> WHAT YOU HAVE TO DO: The entries below are to be returned exactly. Include all of them.

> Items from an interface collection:
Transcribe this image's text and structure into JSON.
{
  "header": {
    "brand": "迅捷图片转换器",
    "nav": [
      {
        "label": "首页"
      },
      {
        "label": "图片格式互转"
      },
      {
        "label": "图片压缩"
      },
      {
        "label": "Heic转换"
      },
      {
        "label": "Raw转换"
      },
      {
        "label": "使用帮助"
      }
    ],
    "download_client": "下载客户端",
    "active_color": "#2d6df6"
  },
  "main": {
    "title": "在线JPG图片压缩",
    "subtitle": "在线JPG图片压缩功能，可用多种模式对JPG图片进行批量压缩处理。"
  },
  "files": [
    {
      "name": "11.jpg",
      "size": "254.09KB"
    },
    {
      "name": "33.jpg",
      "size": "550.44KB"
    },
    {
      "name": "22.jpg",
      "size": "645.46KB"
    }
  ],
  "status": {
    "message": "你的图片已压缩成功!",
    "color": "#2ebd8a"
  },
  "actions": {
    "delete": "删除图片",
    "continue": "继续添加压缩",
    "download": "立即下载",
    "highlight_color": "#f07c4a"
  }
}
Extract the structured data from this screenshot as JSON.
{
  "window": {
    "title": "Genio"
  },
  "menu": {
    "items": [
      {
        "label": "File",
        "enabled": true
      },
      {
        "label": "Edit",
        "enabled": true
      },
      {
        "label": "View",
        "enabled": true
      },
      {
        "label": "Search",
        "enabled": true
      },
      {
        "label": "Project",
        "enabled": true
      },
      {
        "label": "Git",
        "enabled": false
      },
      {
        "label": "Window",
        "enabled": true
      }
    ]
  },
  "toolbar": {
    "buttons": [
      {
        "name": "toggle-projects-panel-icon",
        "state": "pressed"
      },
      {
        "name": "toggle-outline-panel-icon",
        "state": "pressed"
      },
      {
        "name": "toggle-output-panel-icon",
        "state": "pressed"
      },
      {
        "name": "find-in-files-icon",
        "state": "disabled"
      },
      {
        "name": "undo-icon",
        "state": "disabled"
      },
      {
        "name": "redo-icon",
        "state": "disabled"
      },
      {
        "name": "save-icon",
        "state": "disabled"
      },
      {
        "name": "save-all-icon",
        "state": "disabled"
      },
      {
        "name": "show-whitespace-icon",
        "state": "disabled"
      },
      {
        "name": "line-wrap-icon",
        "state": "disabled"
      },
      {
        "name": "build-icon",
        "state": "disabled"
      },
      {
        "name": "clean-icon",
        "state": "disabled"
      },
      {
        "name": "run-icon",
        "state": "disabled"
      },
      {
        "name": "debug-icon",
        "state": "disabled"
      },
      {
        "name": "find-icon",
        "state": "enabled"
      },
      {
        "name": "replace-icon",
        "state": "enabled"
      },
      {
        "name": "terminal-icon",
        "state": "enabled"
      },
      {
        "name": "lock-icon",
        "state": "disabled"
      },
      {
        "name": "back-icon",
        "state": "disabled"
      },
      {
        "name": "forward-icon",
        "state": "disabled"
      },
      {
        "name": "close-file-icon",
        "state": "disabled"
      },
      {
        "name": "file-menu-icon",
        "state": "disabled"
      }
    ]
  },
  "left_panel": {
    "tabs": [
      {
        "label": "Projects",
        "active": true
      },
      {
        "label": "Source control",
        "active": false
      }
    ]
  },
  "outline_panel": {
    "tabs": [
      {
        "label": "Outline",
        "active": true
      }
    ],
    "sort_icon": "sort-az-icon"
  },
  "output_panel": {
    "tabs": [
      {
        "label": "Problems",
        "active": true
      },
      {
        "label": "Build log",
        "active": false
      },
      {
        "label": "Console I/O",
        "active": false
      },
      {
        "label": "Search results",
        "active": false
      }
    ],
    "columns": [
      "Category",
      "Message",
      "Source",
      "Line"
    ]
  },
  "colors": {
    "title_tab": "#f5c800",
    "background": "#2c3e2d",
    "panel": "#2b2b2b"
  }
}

> WRITTEN RESPONSE:
Transcribe this image's text and structure into JSON.
{
  "header": {
    "brand": "迅捷图片转换器",
    "nav": [
      {
        "label": "首页"
      },
      {
        "label": "图片格式互转"
      },
      {
        "label": "图片压缩"
      },
      {
        "label": "Heic转换"
      },
      {
        "label": "Raw转换"
      },
      {
        "label": "使用帮助"
      }
    ],
    "download_client": "下载客户端",
    "active_color": "#2d6df6"
  },
  "main": {
    "title": "在线JPG图片压缩",
    "subtitle": "在线JPG图片压缩功能，可用多种模式对JPG图片进行批量压缩处理。"
  },
  "files": [
    {
      "name": "11.jpg",
      "size": "254.09KB"
    },
    {
      "name": "33.jpg",
      "size": "550.44KB"
    },
    {
      "name": "22.jpg",
      "size": "645.46KB"
    }
  ],
  "status": {
    "message": "你的图片已压缩成功!",
    "color": "#2ebd8a"
  },
  "actions": {
    "delete": "删除图片",
    "continue": "继续添加压缩",
    "download": "立即下载",
    "highlight_color": "#f07c4a"
  }
}
Extract the structured data from this screenshot as JSON.
{
  "window": {
    "title": "Genio"
  },
  "menu": {
    "items": [
      {
        "label": "File",
        "enabled": true
      },
      {
        "label": "Edit",
        "enabled": true
      },
      {
        "label": "View",
        "enabled": true
      },
      {
        "label": "Search",
        "enabled": true
      },
      {
        "label": "Project",
        "enabled": true
      },
      {
        "label": "Git",
        "enabled": false
      },
      {
        "label": "Window",
        "enabled": true
      }
    ]
  },
  "toolbar": {
    "buttons": [
      {
        "name": "toggle-projects-panel-icon",
        "state": "pressed"
      },
      {
        "name": "toggle-outline-panel-icon",
        "state": "pressed"
      },
      {
        "name": "toggle-output-panel-icon",
        "state": "pressed"
      },
      {
        "name": "find-in-files-icon",
        "state": "disabled"
      },
      {
        "name": "undo-icon",
        "state": "disabled"
      },
      {
        "name": "redo-icon",
        "state": "disabled"
      },
      {
        "name": "save-icon",
        "state": "disabled"
      },
      {
        "name": "save-all-icon",
        "state": "disabled"
      },
      {
        "name": "show-whitespace-icon",
        "state": "disabled"
      },
      {
        "name": "line-wrap-icon",
        "state": "disabled"
      },
      {
        "name": "build-icon",
        "state": "disabled"
      },
      {
        "name": "clean-icon",
        "state": "disabled"
      },
      {
        "name": "run-icon",
        "state": "disabled"
      },
      {
        "name": "debug-icon",
        "state": "disabled"
      },
      {
        "name": "find-icon",
        "state": "enabled"
      },
      {
        "name": "replace-icon",
        "state": "enabled"
      },
      {
        "name": "terminal-icon",
        "state": "enabled"
      },
      {
        "name": "lock-icon",
        "state": "disabled"
      },
      {
        "name": "back-icon",
        "state": "disabled"
      },
      {
        "name": "forward-icon",
        "state": "disabled"
      },
      {
        "name": "close-file-icon",
        "state": "disabled"
      },
      {
        "name": "file-menu-icon",
        "state": "disabled"
      }
    ]
  },
  "left_panel": {
    "tabs": [
      {
        "label": "Projects",
        "active": true
      },
      {
        "label": "Source control",
        "active": false
      }
    ]
  },
  "outline_panel": {
    "tabs": [
      {
        "label": "Outline",
        "active": true
      }
    ],
    "sort_icon": "sort-az-icon"
  },
  "output_panel": {
    "tabs": [
      {
        "label": "Problems",
        "active": true
      },
      {
        "label": "Build log",
        "active": false
      },
      {
        "label": "Console I/O",
        "active": false
      },
      {
        "label": "Search results",
        "active": false
      }
    ],
    "columns": [
      "Category",
      "Message",
      "Source",
      "Line"
    ]
  },
  "colors": {
    "title_tab": "#f5c800",
    "background": "#2c3e2d",
    "panel": "#2b2b2b"
  }
}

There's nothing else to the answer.